July 13, 2012
Authored by: benefitsbclp
Just when you thought we were done with lawsuits over health reform, you may be surprised to learn that there is and could be more litigation in 2015. Several dozen cases have been filed by various religious organizations pertaining primarily to mandates with respect to contraception. Later litigation, if it arises, will likely be about the employer “play or pay” (aka shared responsibility) penalties/taxes.
Under PPACA, the employer penalties/taxes are triggered when an employer either (a) doesn’t offer coverage or (b) offers coverage that is “unaffordable” or “does not provide minimum value” (we’re still waiting on definitive guidance on those terms). However, for the penalties/taxes to be triggered, at least one of an employer’s employees has to receive premium assistance (i.e., a tax credit) or a cost-sharing reduction on insurance purchased through an exchange. However, the tax credit in Section 36B of the tax code requires that the exchange be established by a State (whether this State-run exchange limitation also applies to cost-sharing reductions is less clear).

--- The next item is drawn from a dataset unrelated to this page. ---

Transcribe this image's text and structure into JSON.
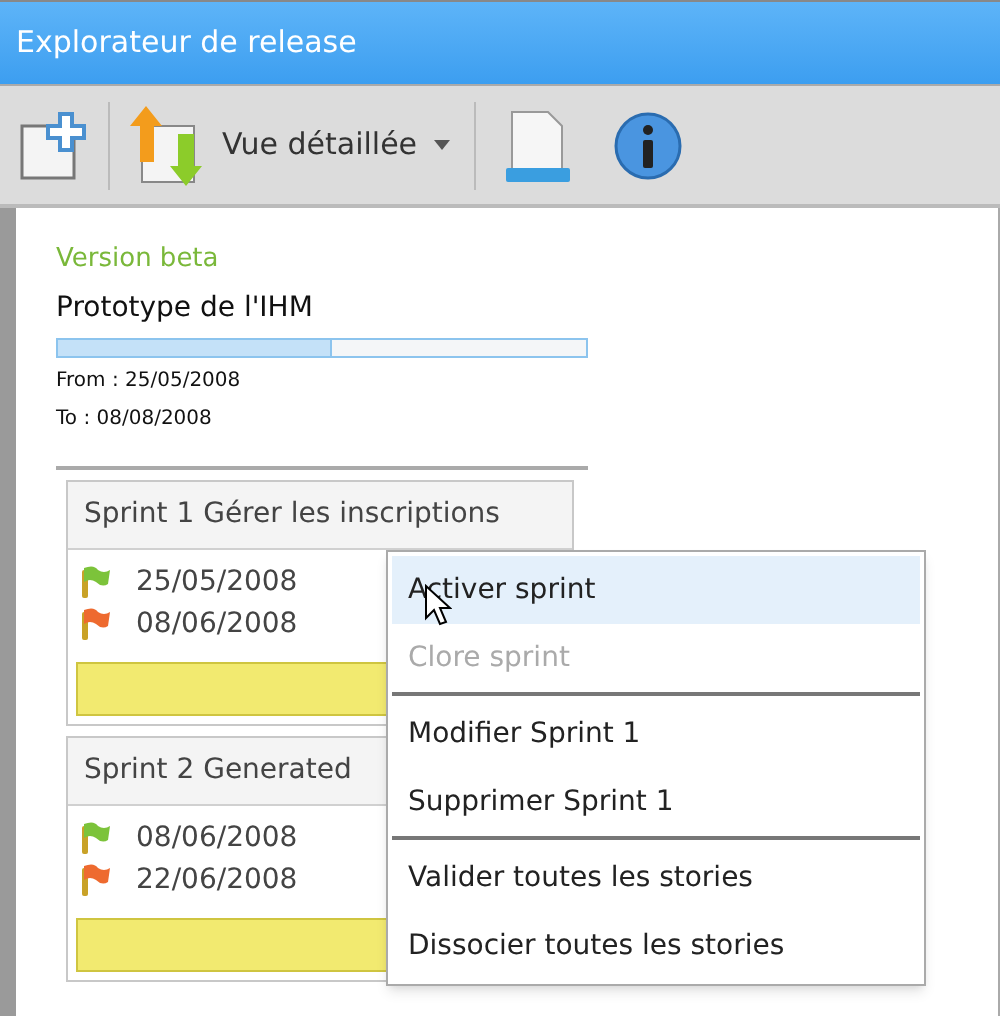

Here’s the rub: if a State fails to implement an exchange on its own, the federal government is supposed to create a fallback exchange for that State. But note the last sentence in the paragraph above. According to the statute, policies purchased on a federally-run exchange are not eligible for the tax credits (or, possibly, cost-sharing reductions). This means that, in a State with a federally-run exchange, it is theoretically possible for an employer not to be assessed a